Exercise prompt - For each line of the listing that contains "JSON", make a copy and return it.

Record excerpts -
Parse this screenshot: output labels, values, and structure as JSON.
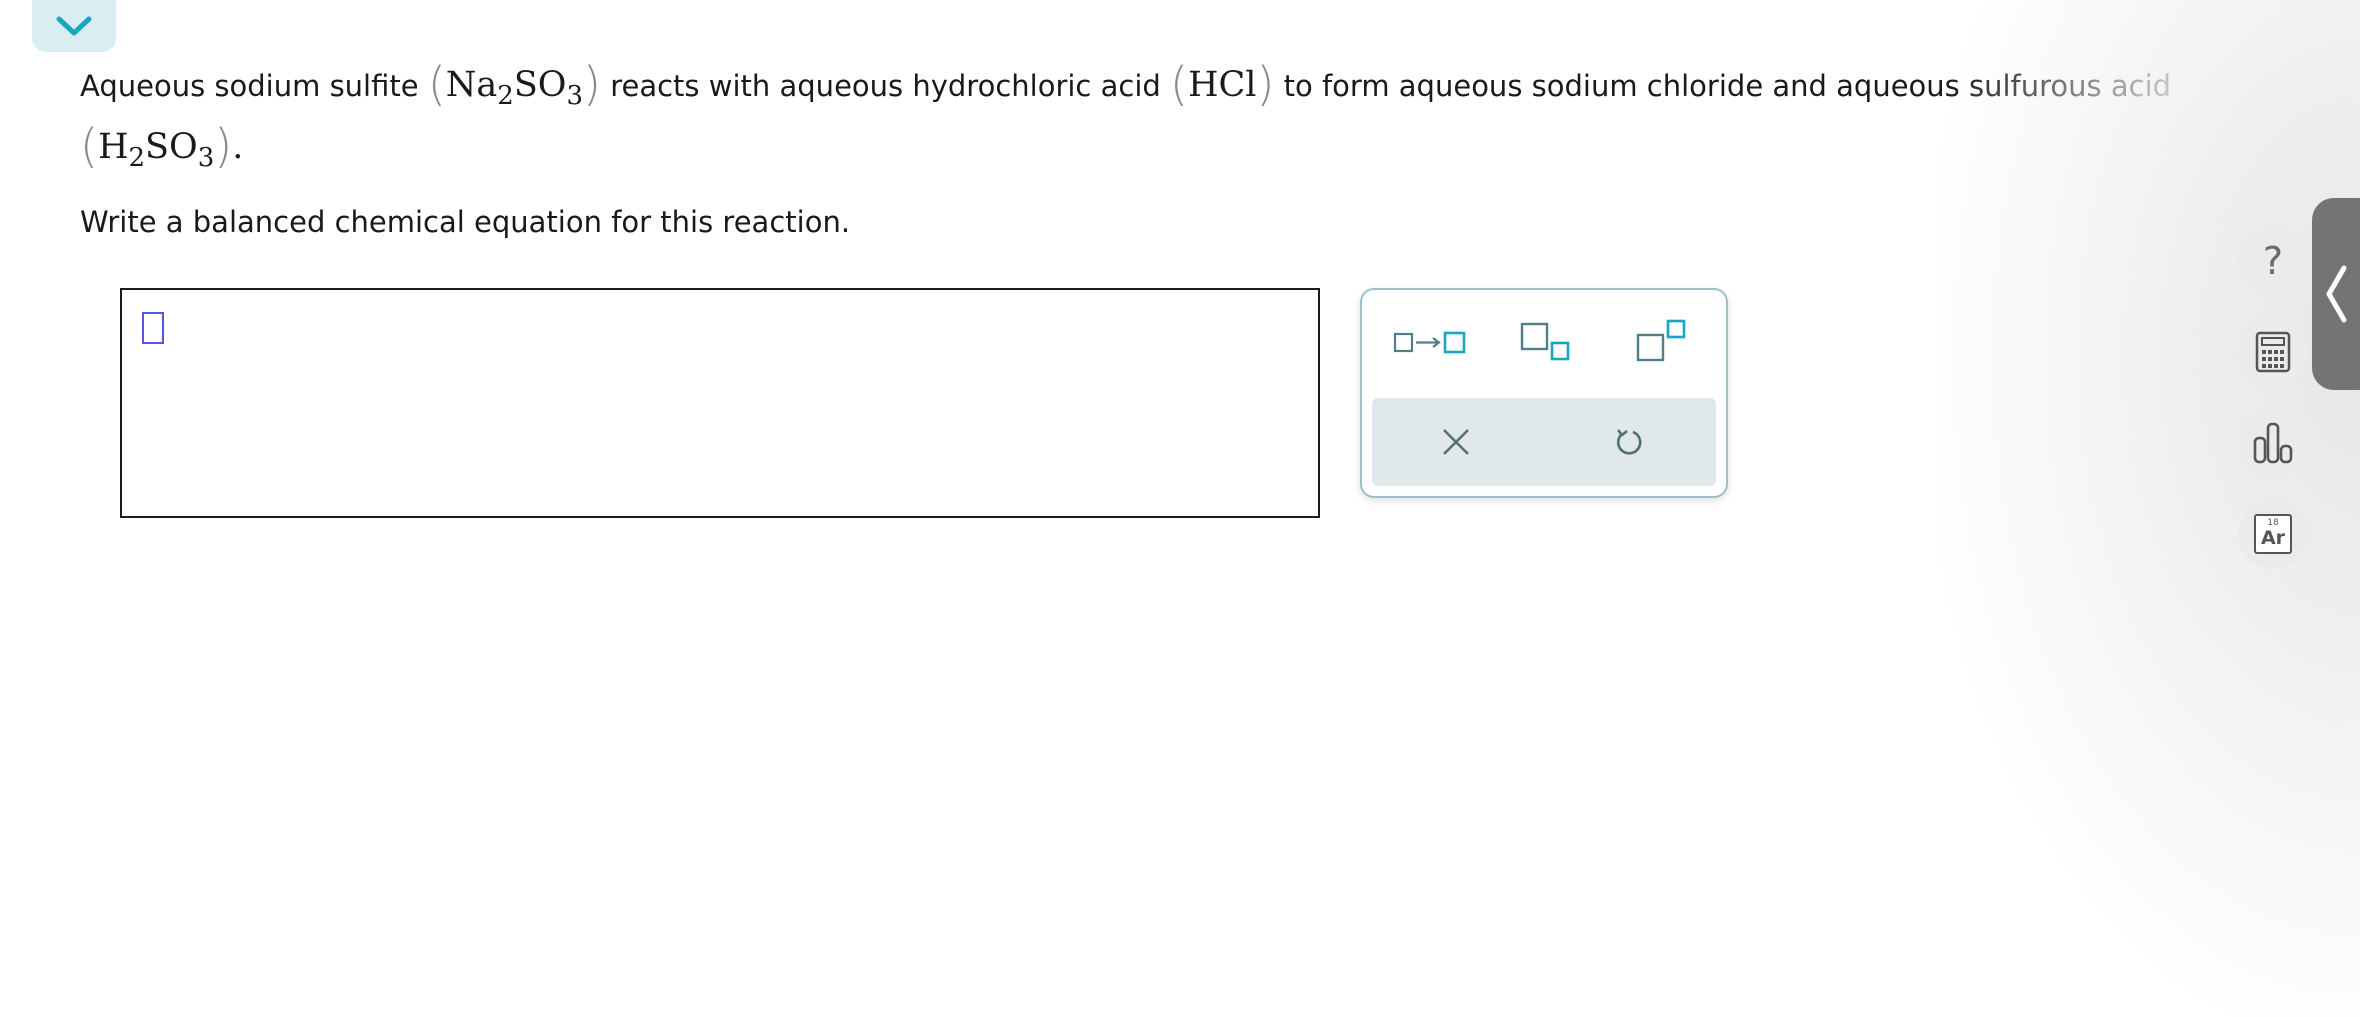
{
  "question": {
    "line1": {
      "t1": "Aqueous sodium sulfite ",
      "f1_a": "Na",
      "f1_b": "2",
      "f1_c": "SO",
      "f1_d": "3",
      "t2": " reacts with aqueous hydrochloric acid ",
      "f2": "HCl",
      "t3": " to form aqueous sodium chloride and aqueous sulfurous acid"
    },
    "line2": {
      "f3_a": "H",
      "f3_b": "2",
      "f3_c": "SO",
      "f3_d": "3",
      "period": "."
    },
    "instruction": "Write a balanced chemical equation for this reaction."
  },
  "answer": {
    "value": ""
  },
  "toolbar": {
    "buttons": [
      "reaction-arrow",
      "subscript",
      "superscript"
    ],
    "actions": [
      "clear",
      "undo"
    ]
  },
  "sidebar": {
    "help_label": "?",
    "periodic_number": "18",
    "periodic_symbol": "Ar"
  },
  "colors": {
    "accent": "#1ba6bf",
    "tool_icon": "#4f7f88",
    "cursor": "#5555e6"
  }
}
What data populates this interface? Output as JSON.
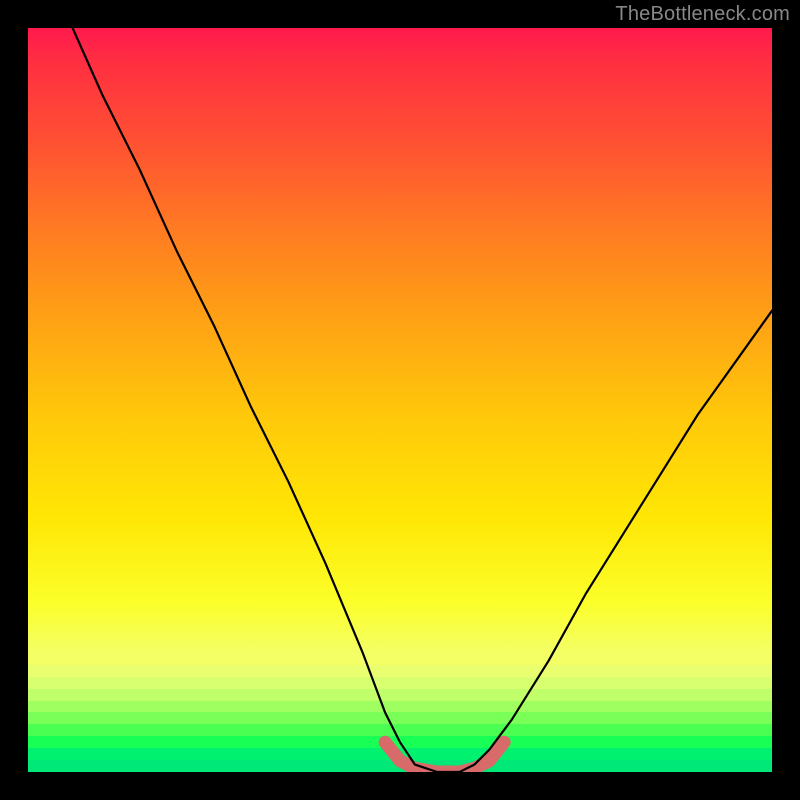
{
  "watermark": "TheBottleneck.com",
  "chart_data": {
    "type": "line",
    "title": "",
    "xlabel": "",
    "ylabel": "",
    "xlim": [
      0,
      100
    ],
    "ylim": [
      0,
      100
    ],
    "series": [
      {
        "name": "bottleneck-curve",
        "x": [
          6,
          10,
          15,
          20,
          25,
          30,
          35,
          40,
          45,
          48,
          50,
          52,
          55,
          58,
          60,
          62,
          65,
          70,
          75,
          80,
          85,
          90,
          95,
          100
        ],
        "y": [
          100,
          91,
          81,
          70,
          60,
          49,
          39,
          28,
          16,
          8,
          4,
          1,
          0,
          0,
          1,
          3,
          7,
          15,
          24,
          32,
          40,
          48,
          55,
          62
        ],
        "color": "#000000"
      },
      {
        "name": "optimal-range-marker",
        "x": [
          48,
          50,
          52,
          55,
          58,
          60,
          62,
          64
        ],
        "y": [
          4,
          1.5,
          0.5,
          0,
          0,
          0.5,
          1.5,
          4
        ],
        "color": "#d96a6a"
      }
    ],
    "background": {
      "type": "vertical-gradient-danger-to-safe",
      "stops": [
        {
          "pos": 0.0,
          "color": "#ff1a4d"
        },
        {
          "pos": 0.5,
          "color": "#ffb010"
        },
        {
          "pos": 0.84,
          "color": "#f6ff5a"
        },
        {
          "pos": 1.0,
          "color": "#00ff66"
        }
      ],
      "bottom_banding_colors": [
        "#f4ff66",
        "#eaff70",
        "#d8ff70",
        "#c0ff6a",
        "#a0ff60",
        "#7aff58",
        "#4aff52",
        "#18ff55",
        "#00f070",
        "#00e878"
      ]
    }
  }
}
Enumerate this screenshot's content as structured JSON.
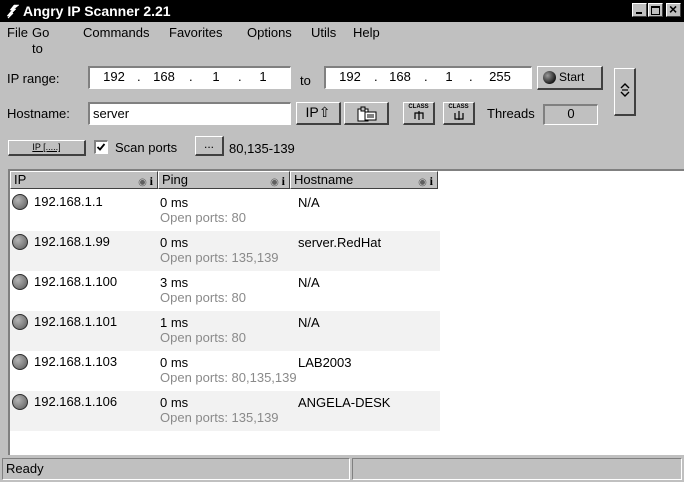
{
  "window": {
    "title": "Angry IP Scanner 2.21"
  },
  "menu": [
    "File",
    "Go to",
    "Commands",
    "Favorites",
    "Options",
    "Utils",
    "Help"
  ],
  "toolbar": {
    "ip_range_label": "IP range:",
    "ip_start": [
      "192",
      "168",
      "1",
      "1"
    ],
    "to_label": "to",
    "ip_end": [
      "192",
      "168",
      "1",
      "255"
    ],
    "start_label": "Start",
    "hostname_label": "Hostname:",
    "hostname_value": "server",
    "ip_up_label": "IP⇧",
    "class_label": "CLASS",
    "threads_label": "Threads",
    "threads_value": "0",
    "range_button_label": "IP [.....]",
    "scan_ports_label": "Scan ports",
    "ports_button_label": "...",
    "ports_value": "80,135-139"
  },
  "table": {
    "columns": [
      "IP",
      "Ping",
      "Hostname"
    ],
    "rows": [
      {
        "ip": "192.168.1.1",
        "ping": "0 ms",
        "ports": "Open ports: 80",
        "hostname": "N/A"
      },
      {
        "ip": "192.168.1.99",
        "ping": "0 ms",
        "ports": "Open ports: 135,139",
        "hostname": "server.RedHat"
      },
      {
        "ip": "192.168.1.100",
        "ping": "3 ms",
        "ports": "Open ports: 80",
        "hostname": "N/A"
      },
      {
        "ip": "192.168.1.101",
        "ping": "1 ms",
        "ports": "Open ports: 80",
        "hostname": "N/A"
      },
      {
        "ip": "192.168.1.103",
        "ping": "0 ms",
        "ports": "Open ports: 80,135,139",
        "hostname": "LAB2003"
      },
      {
        "ip": "192.168.1.106",
        "ping": "0 ms",
        "ports": "Open ports: 135,139",
        "hostname": "ANGELA-DESK"
      }
    ]
  },
  "status": {
    "text": "Ready",
    "secondary": ""
  },
  "icons": {
    "app": "lightning-icon",
    "start": "start-circle-icon",
    "collapse": "collapse-icon",
    "info": "info-icon",
    "row_status": "host-status-icon"
  }
}
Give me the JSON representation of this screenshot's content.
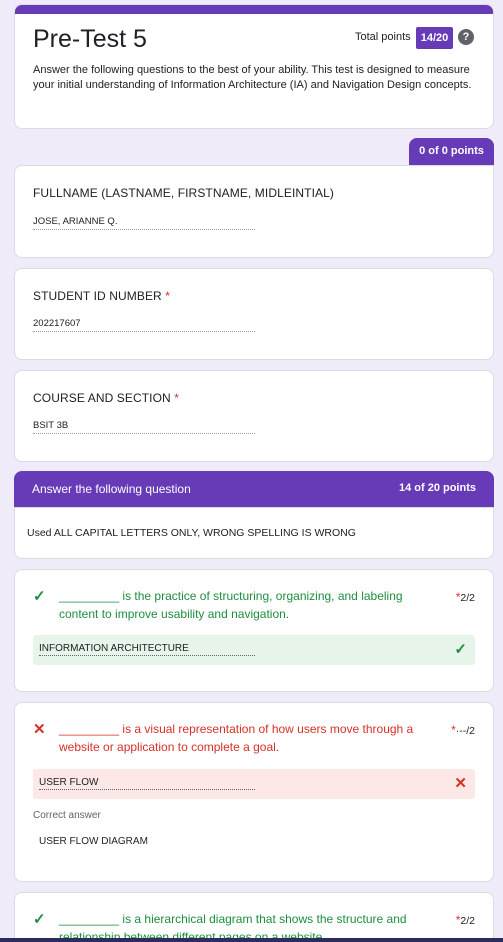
{
  "header": {
    "title": "Pre-Test 5",
    "total_points_label": "Total points",
    "score": "14/20",
    "help_icon": "?",
    "description": "Answer the following questions to the best of your ability. This test is designed to measure your initial understanding of Information Architecture (IA) and Navigation Design concepts."
  },
  "section1": {
    "points": "0 of 0 points",
    "questions": [
      {
        "title": "FULLNAME (LASTNAME, FIRSTNAME, MIDLEINTIAL)",
        "required": "",
        "answer": "JOSE, ARIANNE Q."
      },
      {
        "title": "STUDENT ID NUMBER",
        "required": "*",
        "answer": "202217607"
      },
      {
        "title": "COURSE AND SECTION",
        "required": "*",
        "answer": "BSIT 3B"
      }
    ]
  },
  "section2": {
    "title": "Answer the following question",
    "points": "14 of 20 points",
    "description": "Used ALL CAPITAL LETTERS ONLY, WRONG SPELLING IS WRONG",
    "questions": [
      {
        "status": "correct",
        "status_icon": "✓",
        "text": "_________ is the practice of structuring, organizing, and labeling content to improve usability and navigation.",
        "required": "*",
        "points": "2/2",
        "answer": "INFORMATION ARCHITECTURE",
        "answer_mark": "✓"
      },
      {
        "status": "wrong",
        "status_icon": "✕",
        "text": "_________ is a visual representation of how users move through a website or application to complete a goal.",
        "required": "*",
        "points": "·--/2",
        "answer": "USER FLOW",
        "answer_mark": "✕",
        "correct_answer_label": "Correct answer",
        "correct_answer": "USER FLOW DIAGRAM"
      },
      {
        "status": "correct",
        "status_icon": "✓",
        "text": "_________ is a hierarchical diagram that shows the structure and relationship between different pages on a website.",
        "required": "*",
        "points": "2/2"
      }
    ]
  },
  "colors": {
    "accent": "#673ab7",
    "background": "#efebf8",
    "correct": "#1e8e3e",
    "correct_bg": "#e6f4ea",
    "wrong": "#d93025",
    "wrong_bg": "#fce8e6"
  }
}
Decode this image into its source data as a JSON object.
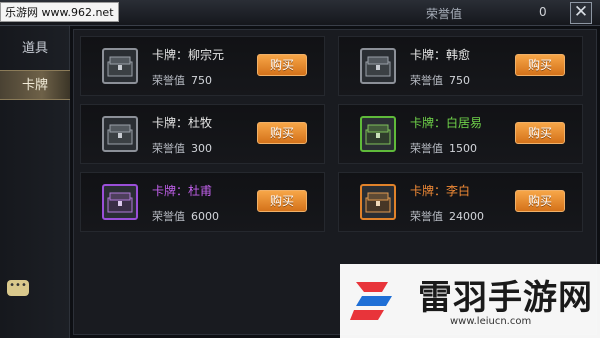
{
  "watermark_top": "乐游网 www.962.net",
  "header": {
    "honor_label": "荣誉值",
    "honor_value": "0",
    "close_icon": "✕"
  },
  "sidebar": {
    "items": [
      {
        "label": "道具"
      },
      {
        "label": "卡牌"
      }
    ]
  },
  "cards": [
    {
      "name": "卡牌：柳宗元",
      "honor_label": "荣誉值",
      "honor": "750",
      "buy_label": "购买",
      "rarity": "gray"
    },
    {
      "name": "卡牌：韩愈",
      "honor_label": "荣誉值",
      "honor": "750",
      "buy_label": "购买",
      "rarity": "gray"
    },
    {
      "name": "卡牌：杜牧",
      "honor_label": "荣誉值",
      "honor": "300",
      "buy_label": "购买",
      "rarity": "gray"
    },
    {
      "name": "卡牌：白居易",
      "honor_label": "荣誉值",
      "honor": "1500",
      "buy_label": "购买",
      "rarity": "green"
    },
    {
      "name": "卡牌：杜甫",
      "honor_label": "荣誉值",
      "honor": "6000",
      "buy_label": "购买",
      "rarity": "purple"
    },
    {
      "name": "卡牌：李白",
      "honor_label": "荣誉值",
      "honor": "24000",
      "buy_label": "购买",
      "rarity": "orange"
    }
  ],
  "colors": {
    "gray": "#8c9098",
    "green": "#6fd24a",
    "purple": "#c060ea",
    "orange": "#f08a36",
    "button": "#e88a2c"
  },
  "watermark_bottom": {
    "title": "雷羽手游网",
    "url": "www.leiucn.com"
  }
}
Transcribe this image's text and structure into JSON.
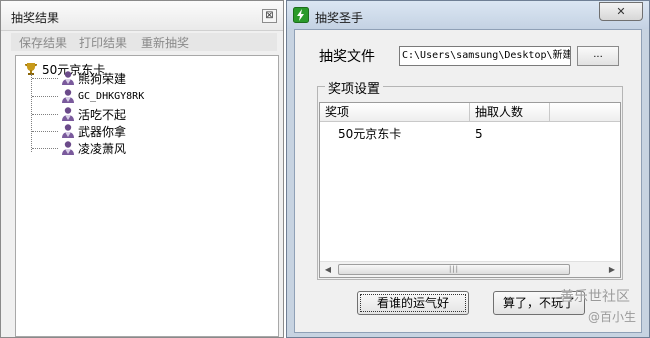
{
  "left_window": {
    "title": "抽奖结果",
    "close_label": "⊠",
    "toolbar": {
      "save_label": "保存结果",
      "print_label": "打印结果",
      "redraw_label": "重新抽奖"
    },
    "tree": {
      "root_label": "50元京东卡",
      "items": [
        {
          "label": "熊狗荣建"
        },
        {
          "label": "GC_DHKGY8RK"
        },
        {
          "label": "活吃不起"
        },
        {
          "label": "武器你拿"
        },
        {
          "label": "凌凌萧风"
        }
      ]
    }
  },
  "right_window": {
    "title": "抽奖圣手",
    "close_label": "✕",
    "file_label": "抽奖文件",
    "file_path": "C:\\Users\\samsung\\Desktop\\新建",
    "browse_label": "...",
    "group_label": "奖项设置",
    "columns": [
      "奖项",
      "抽取人数"
    ],
    "rows": [
      {
        "prize": "50元京东卡",
        "count": "5"
      }
    ],
    "scroll_left": "◀",
    "scroll_right": "▶",
    "scroll_grip": "|||",
    "primary_button": "看谁的运气好",
    "secondary_button": "算了，不玩了"
  },
  "watermark": {
    "line1": "善乐世社区",
    "line2": "@百小生"
  },
  "colors": {
    "window_frame": "#c7d3e1",
    "client_bg": "#f0f0f0",
    "trophy": "#c89a1a",
    "app_icon": "#2a9a2a"
  }
}
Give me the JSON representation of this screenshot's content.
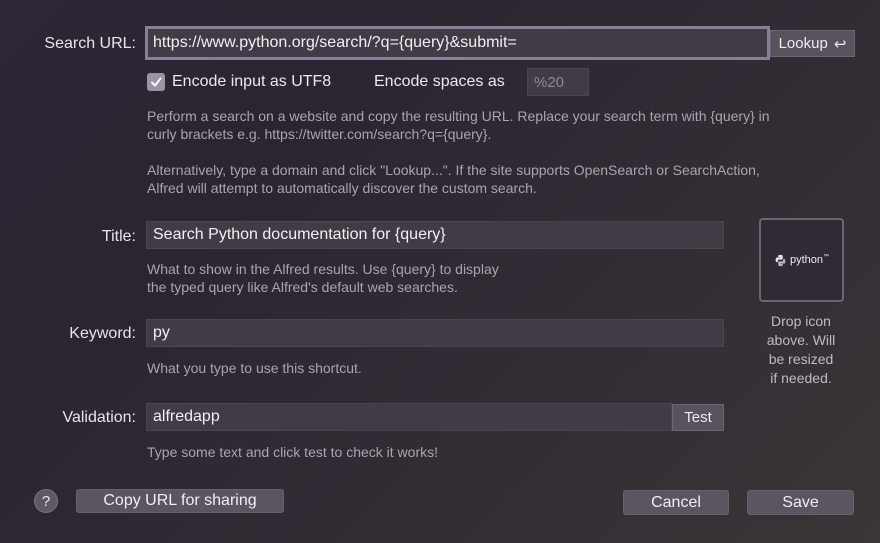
{
  "search_url": {
    "label": "Search URL:",
    "value": "https://www.python.org/search/?q={query}&submit=",
    "lookup_label": "Lookup",
    "lookup_icon": "return-arrow-icon"
  },
  "options": {
    "encode_utf8_label": "Encode input as UTF8",
    "encode_utf8_checked": true,
    "encode_spaces_label": "Encode spaces as",
    "encode_spaces_placeholder": "%20"
  },
  "help_text": {
    "line1": "Perform a search on a website and copy the resulting URL. Replace your search term with {query} in",
    "line2": "curly brackets e.g. https://twitter.com/search?q={query}.",
    "line3": "Alternatively, type a domain and click \"Lookup...\". If the site supports OpenSearch or SearchAction,",
    "line4": "Alfred will attempt to automatically discover the custom search."
  },
  "title": {
    "label": "Title:",
    "value": "Search Python documentation for {query}",
    "hint_line1": "What to show in the Alfred results. Use {query} to display",
    "hint_line2": "the typed query like Alfred's default web searches."
  },
  "keyword": {
    "label": "Keyword:",
    "value": "py",
    "hint": "What you type to use this shortcut."
  },
  "validation": {
    "label": "Validation:",
    "value": "alfredapp",
    "test_label": "Test",
    "hint": "Type some text and click test to check it works!"
  },
  "icon_well": {
    "logo_text": "python",
    "logo_tm": "™",
    "caption_line1": "Drop icon",
    "caption_line2": "above. Will",
    "caption_line3": "be resized",
    "caption_line4": "if needed."
  },
  "footer": {
    "help_label": "?",
    "copy_label": "Copy URL for sharing",
    "cancel_label": "Cancel",
    "save_label": "Save"
  }
}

Task solution -
Parse this screenshot: output labels, values, and structure as JSON.
What data populates this interface? Output as JSON.
Enumerate this screenshot's content as structured JSON.
Give me the JSON representation of this screenshot's content.
Decode this image into its source data as a JSON object.
Transcribe this image's text and structure into JSON.
Give me the JSON representation of this screenshot's content.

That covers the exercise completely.